Professional baseball gained popularity from the late 1800s and “pool cards” came into use. The “Black Sox Scanal” which had been “fixed” rocked the united states and the public acquired a negative view of sports bettors. Though gambling was illegal most people considered sports gambling as a harmless victimless crime. College football and basketball also gained popularity with bettors as baseball and boxing. Pool cards were extremely popular although the odds of these cards were in the bookies favor.

In most US cities, sports gambling activities were transforming into a section of life and most youngsters were being exposed to the sports betting industry in a very young age. Some experts have said, “Sports gambling was getting more popular than hot dogs!” Soon Leo Hirschfield started Athletic Publications that became the sports betting world standard for almost three decades.

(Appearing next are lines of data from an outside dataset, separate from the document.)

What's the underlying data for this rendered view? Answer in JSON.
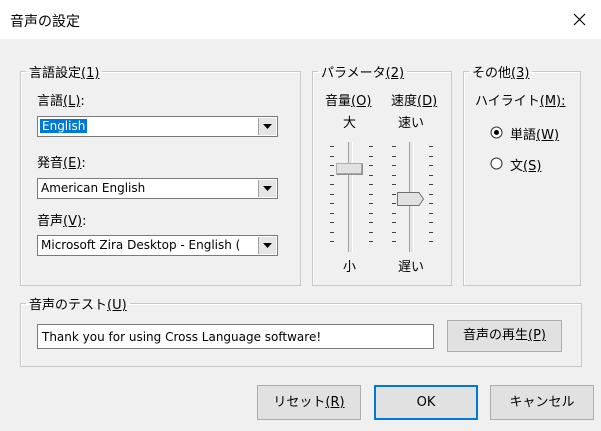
{
  "window": {
    "title": "音声の設定",
    "close_icon": "close-icon"
  },
  "language_settings": {
    "group_label": "言語設定",
    "group_mnemonic": "(1)",
    "language_label": "言語",
    "language_mnemonic": "(L)",
    "language_value": "English",
    "pronunciation_label": "発音",
    "pronunciation_mnemonic": "(E)",
    "pronunciation_value": "American English",
    "voice_label": "音声",
    "voice_mnemonic": "(V)",
    "voice_value": "Microsoft Zira Desktop - English ("
  },
  "parameters": {
    "group_label": "パラメータ",
    "group_mnemonic": "(2)",
    "volume_label": "音量",
    "volume_mnemonic": "(O)",
    "speed_label": "速度",
    "speed_mnemonic": "(D)",
    "volume_top": "大",
    "volume_bottom": "小",
    "speed_top": "速い",
    "speed_bottom": "遅い"
  },
  "other": {
    "group_label": "その他",
    "group_mnemonic": "(3)",
    "highlight_label": "ハイライト",
    "highlight_mnemonic": "(M):",
    "options": [
      {
        "label": "単語",
        "mnemonic": "(W)",
        "selected": true
      },
      {
        "label": "文",
        "mnemonic": "(S)",
        "selected": false
      }
    ]
  },
  "voice_test": {
    "group_label": "音声のテスト",
    "group_mnemonic": "(U)",
    "text": "Thank you for using Cross Language software!",
    "play_label": "音声の再生",
    "play_mnemonic": "(P)"
  },
  "footer": {
    "reset_label": "リセット",
    "reset_mnemonic": "(R)",
    "ok_label": "OK",
    "cancel_label": "キャンセル"
  },
  "colors": {
    "accent": "#0078d7",
    "background": "#f0f0f0"
  }
}
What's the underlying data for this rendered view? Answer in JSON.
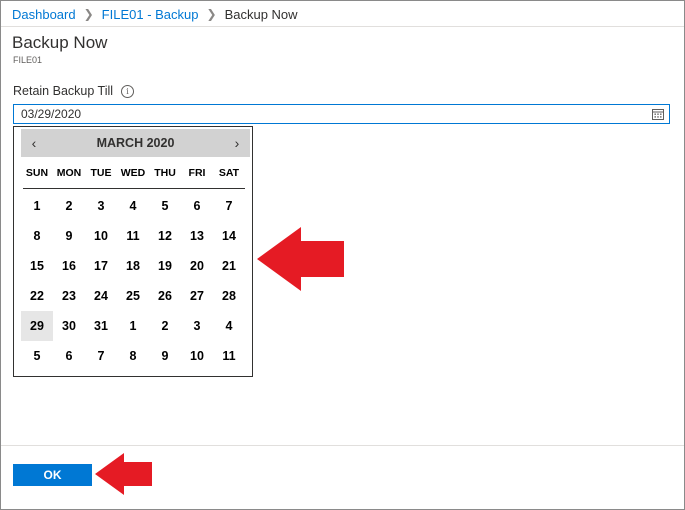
{
  "breadcrumb": {
    "items": [
      "Dashboard",
      "FILE01 - Backup"
    ],
    "current": "Backup Now"
  },
  "page": {
    "title": "Backup Now",
    "subtitle": "FILE01"
  },
  "field": {
    "label": "Retain Backup Till",
    "info_icon": "i",
    "value": "03/29/2020"
  },
  "calendar": {
    "month": "MARCH 2020",
    "prev_icon": "‹",
    "next_icon": "›",
    "weekdays": [
      "SUN",
      "MON",
      "TUE",
      "WED",
      "THU",
      "FRI",
      "SAT"
    ],
    "weeks": [
      [
        "1",
        "2",
        "3",
        "4",
        "5",
        "6",
        "7"
      ],
      [
        "8",
        "9",
        "10",
        "11",
        "12",
        "13",
        "14"
      ],
      [
        "15",
        "16",
        "17",
        "18",
        "19",
        "20",
        "21"
      ],
      [
        "22",
        "23",
        "24",
        "25",
        "26",
        "27",
        "28"
      ],
      [
        "29",
        "30",
        "31",
        "1",
        "2",
        "3",
        "4"
      ],
      [
        "5",
        "6",
        "7",
        "8",
        "9",
        "10",
        "11"
      ]
    ],
    "selected_day": "29"
  },
  "footer": {
    "ok_label": "OK"
  },
  "colors": {
    "accent": "#0078d4",
    "annotation_arrow": "#e51b24"
  }
}
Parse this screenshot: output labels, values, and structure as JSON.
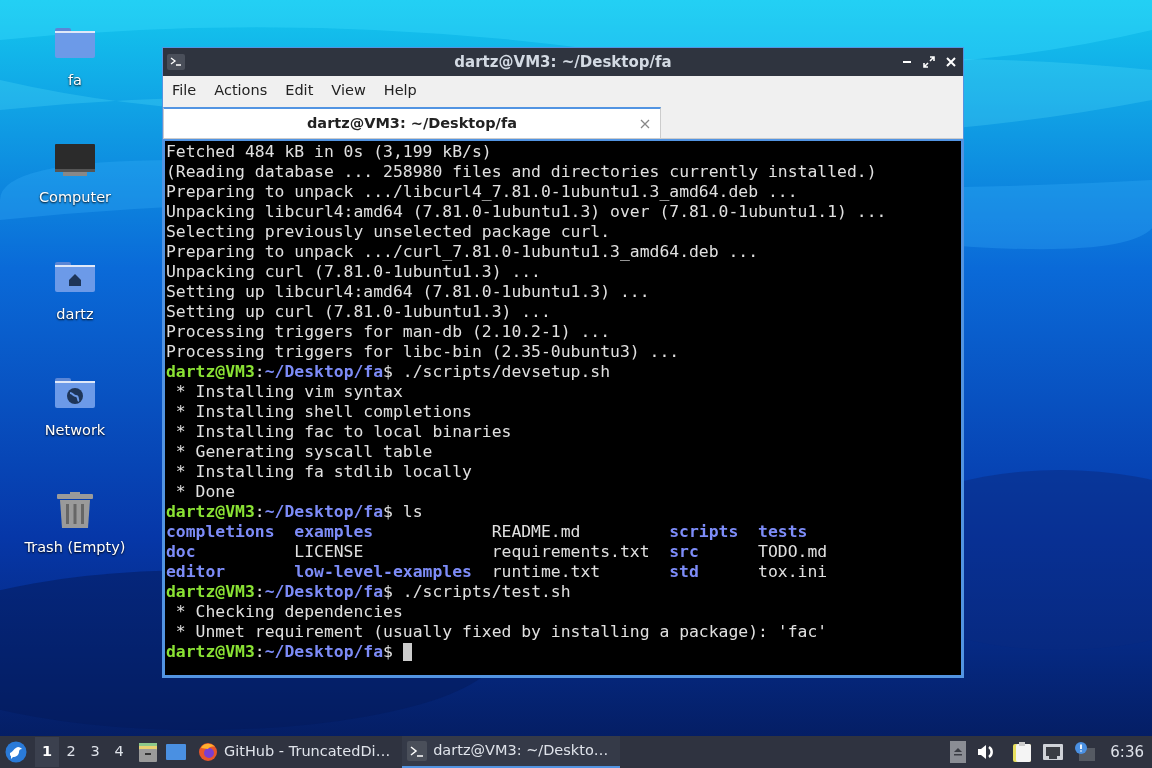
{
  "desktop_icons": [
    {
      "kind": "folder",
      "label": "fa"
    },
    {
      "kind": "computer",
      "label": "Computer"
    },
    {
      "kind": "home",
      "label": "dartz"
    },
    {
      "kind": "network",
      "label": "Network"
    },
    {
      "kind": "trash",
      "label": "Trash (Empty)"
    }
  ],
  "window": {
    "title": "dartz@VM3: ~/Desktop/fa",
    "menu": [
      "File",
      "Actions",
      "Edit",
      "View",
      "Help"
    ],
    "tabs": [
      {
        "label": "dartz@VM3: ~/Desktop/fa",
        "selected": true
      }
    ],
    "terminal": {
      "lines": [
        {
          "kind": "output",
          "text": "Fetched 484 kB in 0s (3,199 kB/s)"
        },
        {
          "kind": "output",
          "text": "(Reading database ... 258980 files and directories currently installed.)"
        },
        {
          "kind": "output",
          "text": "Preparing to unpack .../libcurl4_7.81.0-1ubuntu1.3_amd64.deb ..."
        },
        {
          "kind": "output",
          "text": "Unpacking libcurl4:amd64 (7.81.0-1ubuntu1.3) over (7.81.0-1ubuntu1.1) ..."
        },
        {
          "kind": "output",
          "text": "Selecting previously unselected package curl."
        },
        {
          "kind": "output",
          "text": "Preparing to unpack .../curl_7.81.0-1ubuntu1.3_amd64.deb ..."
        },
        {
          "kind": "output",
          "text": "Unpacking curl (7.81.0-1ubuntu1.3) ..."
        },
        {
          "kind": "output",
          "text": "Setting up libcurl4:amd64 (7.81.0-1ubuntu1.3) ..."
        },
        {
          "kind": "output",
          "text": "Setting up curl (7.81.0-1ubuntu1.3) ..."
        },
        {
          "kind": "output",
          "text": "Processing triggers for man-db (2.10.2-1) ..."
        },
        {
          "kind": "output",
          "text": "Processing triggers for libc-bin (2.35-0ubuntu3) ..."
        },
        {
          "kind": "prompt",
          "user": "dartz@VM3",
          "sep": ":",
          "path": "~/Desktop/fa",
          "command": "$ ./scripts/devsetup.sh"
        },
        {
          "kind": "output",
          "text": " * Installing vim syntax"
        },
        {
          "kind": "output",
          "text": " * Installing shell completions"
        },
        {
          "kind": "output",
          "text": " * Installing fac to local binaries"
        },
        {
          "kind": "output",
          "text": " * Generating syscall table"
        },
        {
          "kind": "output",
          "text": " * Installing fa stdlib locally"
        },
        {
          "kind": "output",
          "text": " * Done"
        },
        {
          "kind": "prompt",
          "user": "dartz@VM3",
          "sep": ":",
          "path": "~/Desktop/fa",
          "command": "$ ls"
        },
        {
          "kind": "ls",
          "cells": [
            {
              "text": "completions",
              "dir": true
            },
            {
              "text": "examples",
              "dir": true
            },
            {
              "text": "README.md",
              "dir": false
            },
            {
              "text": "scripts",
              "dir": true
            },
            {
              "text": "tests",
              "dir": true
            }
          ]
        },
        {
          "kind": "ls",
          "cells": [
            {
              "text": "doc",
              "dir": true
            },
            {
              "text": "LICENSE",
              "dir": false
            },
            {
              "text": "requirements.txt",
              "dir": false
            },
            {
              "text": "src",
              "dir": true
            },
            {
              "text": "TODO.md",
              "dir": false
            }
          ]
        },
        {
          "kind": "ls",
          "cells": [
            {
              "text": "editor",
              "dir": true
            },
            {
              "text": "low-level-examples",
              "dir": true
            },
            {
              "text": "runtime.txt",
              "dir": false
            },
            {
              "text": "std",
              "dir": true
            },
            {
              "text": "tox.ini",
              "dir": false
            }
          ]
        },
        {
          "kind": "prompt",
          "user": "dartz@VM3",
          "sep": ":",
          "path": "~/Desktop/fa",
          "command": "$ ./scripts/test.sh"
        },
        {
          "kind": "output",
          "text": " * Checking dependencies"
        },
        {
          "kind": "output",
          "text": " * Unmet requirement (usually fixed by installing a package): 'fac'"
        },
        {
          "kind": "prompt",
          "user": "dartz@VM3",
          "sep": ":",
          "path": "~/Desktop/fa",
          "command": "$",
          "cursor": true
        }
      ]
    }
  },
  "taskbar": {
    "workspaces": [
      {
        "label": "1",
        "selected": true
      },
      {
        "label": "2",
        "selected": false
      },
      {
        "label": "3",
        "selected": false
      },
      {
        "label": "4",
        "selected": false
      }
    ],
    "tasks": [
      {
        "kind": "browser",
        "label": "GitHub - TruncatedDi…",
        "selected": false
      },
      {
        "kind": "terminal",
        "label": "dartz@VM3: ~/Deskto…",
        "selected": true
      }
    ],
    "clock": "6:36"
  }
}
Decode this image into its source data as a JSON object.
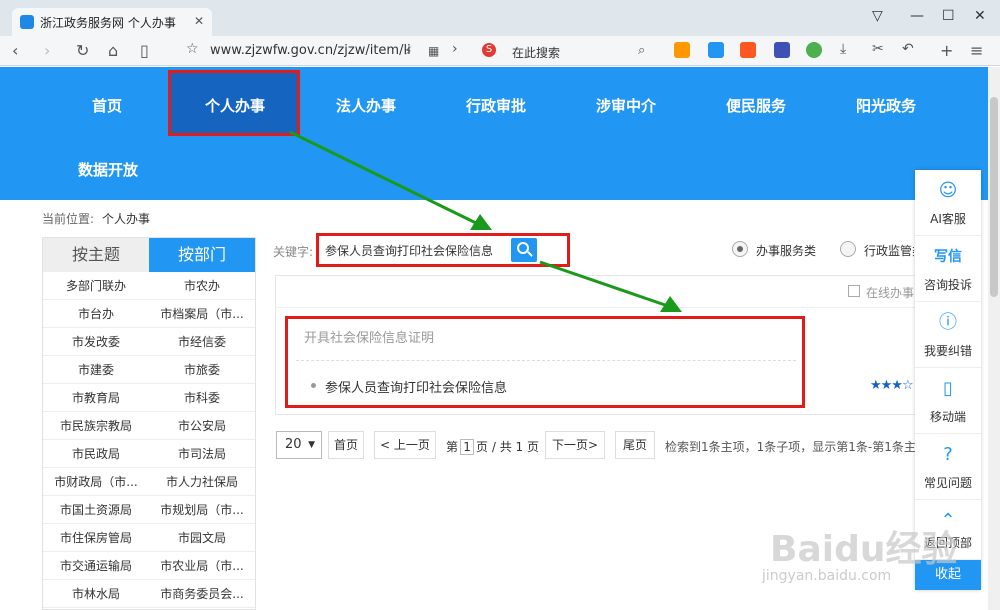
{
  "browser": {
    "tab_title": "浙江政务服务网 个人办事",
    "url": "www.zjzwfw.gov.cn/zjzw/item/li",
    "search_placeholder": "在此搜索"
  },
  "nav": {
    "items": [
      "首页",
      "个人办事",
      "法人办事",
      "行政审批",
      "涉审中介",
      "便民服务",
      "阳光政务",
      "数据开放"
    ]
  },
  "breadcrumb": {
    "label": "当前位置:",
    "current": "个人办事"
  },
  "dept_panel": {
    "tab_theme": "按主题",
    "tab_dept": "按部门",
    "departments": [
      [
        "多部门联办",
        "市农办"
      ],
      [
        "市台办",
        "市档案局（市..."
      ],
      [
        "市发改委",
        "市经信委"
      ],
      [
        "市建委",
        "市旅委"
      ],
      [
        "市教育局",
        "市科委"
      ],
      [
        "市民族宗教局",
        "市公安局"
      ],
      [
        "市民政局",
        "市司法局"
      ],
      [
        "市财政局（市...",
        "市人力社保局"
      ],
      [
        "市国土资源局",
        "市规划局（市..."
      ],
      [
        "市住保房管局",
        "市园文局"
      ],
      [
        "市交通运输局",
        "市农业局（市..."
      ],
      [
        "市林水局",
        "市商务委员会..."
      ]
    ]
  },
  "search": {
    "keyword_label": "关键字:",
    "value": "参保人员查询打印社会保险信息",
    "radio_service": "办事服务类",
    "radio_supervision": "行政监管类"
  },
  "results": {
    "online_label": "在线办事",
    "title": "开具社会保险信息证明",
    "item": "参保人员查询打印社会保险信息",
    "stars": "★★★☆"
  },
  "pagination": {
    "page_size": "20",
    "first": "首页",
    "prev": "< 上一页",
    "info_prefix": "第",
    "current_page": "1",
    "info_suffix": "页 / 共 1 页",
    "next": "下一页>",
    "last": "尾页",
    "summary": "检索到1条主项，1条子项，显示第1条-第1条主项"
  },
  "float_panel": {
    "items": [
      {
        "icon": "robot-icon",
        "label": "AI客服"
      },
      {
        "icon": "write-icon",
        "label": "咨询投诉"
      },
      {
        "icon": "info-icon",
        "label": "我要纠错"
      },
      {
        "icon": "phone-icon",
        "label": "移动端"
      },
      {
        "icon": "question-icon",
        "label": "常见问题"
      },
      {
        "icon": "top-arrow-icon",
        "label": "返回顶部"
      }
    ],
    "collapse": "收起"
  },
  "watermark": {
    "main": "Baidu经验",
    "sub": "jingyan.baidu.com"
  },
  "colors": {
    "primary": "#2196f3",
    "active": "#1565c0",
    "highlight": "#e21b1b"
  }
}
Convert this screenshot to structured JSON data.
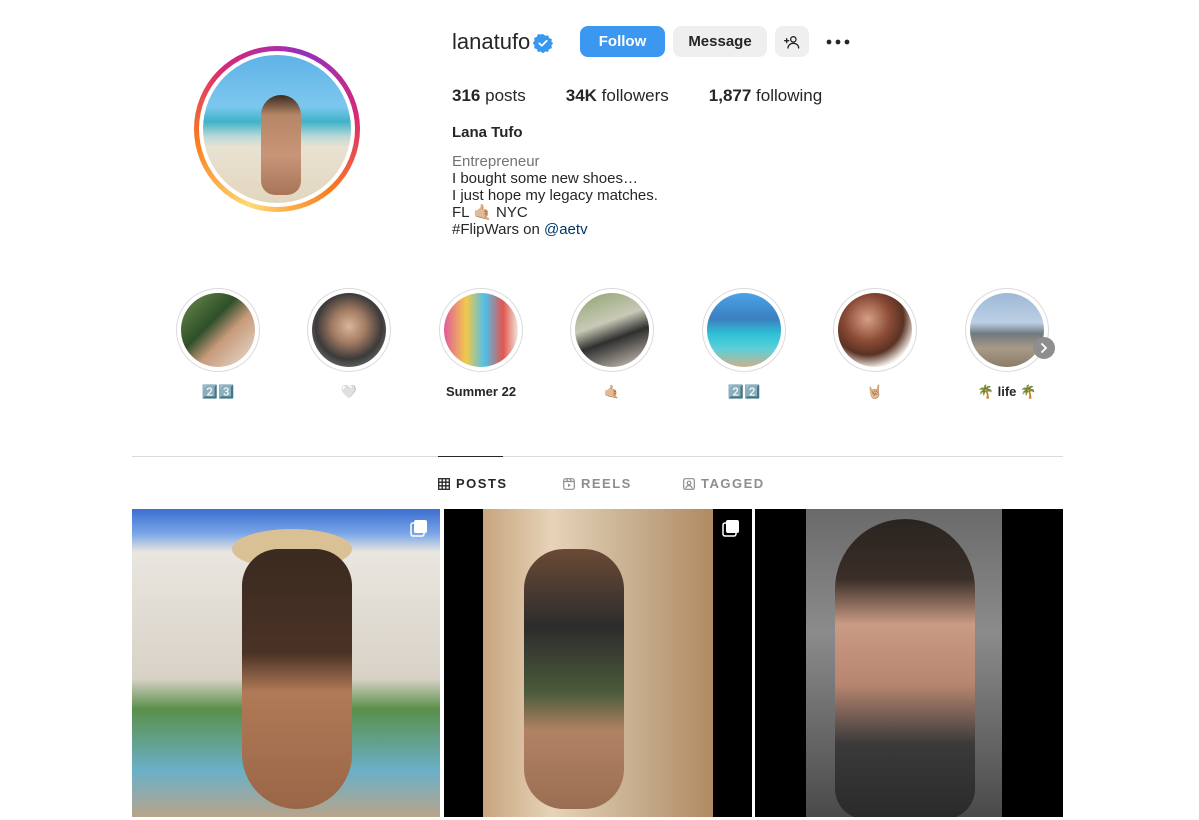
{
  "profile": {
    "username": "lanatufo",
    "full_name": "Lana Tufo",
    "verified": true,
    "stats": {
      "posts_count": "316",
      "posts_label": "posts",
      "followers_count": "34K",
      "followers_label": "followers",
      "following_count": "1,877",
      "following_label": "following"
    },
    "bio": {
      "category": "Entrepreneur",
      "line1": "I bought some new shoes…",
      "line2": "I just hope my legacy matches.",
      "line3_prefix": "FL",
      "line3_emoji": "🤙🏼",
      "line3_suffix": "NYC",
      "line4_prefix": "#FlipWars on",
      "line4_link": "@aetv"
    }
  },
  "actions": {
    "follow_label": "Follow",
    "message_label": "Message",
    "add_user_icon": "add-person-icon",
    "more_icon": "more-horizontal-icon"
  },
  "highlights": [
    {
      "label": "2️⃣3️⃣"
    },
    {
      "label": "🤍"
    },
    {
      "label": "Summer 22"
    },
    {
      "label": "🤙🏼"
    },
    {
      "label": "2️⃣2️⃣"
    },
    {
      "label": "🤘🏼"
    },
    {
      "label": "🌴 life 🌴"
    }
  ],
  "tabs": [
    {
      "label": "POSTS",
      "icon": "grid-icon",
      "active": true
    },
    {
      "label": "REELS",
      "icon": "reels-icon",
      "active": false
    },
    {
      "label": "TAGGED",
      "icon": "tagged-icon",
      "active": false
    }
  ],
  "posts": [
    {
      "type": "carousel"
    },
    {
      "type": "carousel"
    },
    {
      "type": "single"
    }
  ],
  "colors": {
    "accent": "#3b97f0",
    "link": "#00376b",
    "verified": "#3897f0"
  }
}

Established in 1930 the corporation set lines in sports events and dispersed them to bookmakers in the nation through the telegraph or telephone He also printed sports information which helped bookies produce better lines and gamblers make smarter decisions. The publication that had been most widely used was The Green Sheet. He was legitimate despite the fact that his clients were illegal bookies.

Sports gambling was finally legalized in Nevada in 1931 and the states financial situation which was in dire straits during those times, transformed drastically. Legalized boxing and sports gambling activities made it a hot spot for tourists and this changed its economic condition for the better.

A resolution was passed in 1951 by the Congress that imposed a 10% tax on every sports bet. New regulations allowed the bookies to come out of the dark and work openly. Turf clubs were the first legal sports books in Nevada and they were sometimes called “sawdust” rooms. In 1980s Roxborough became a major element of sports gambling and ushered in the technology that completely changed sports gambling.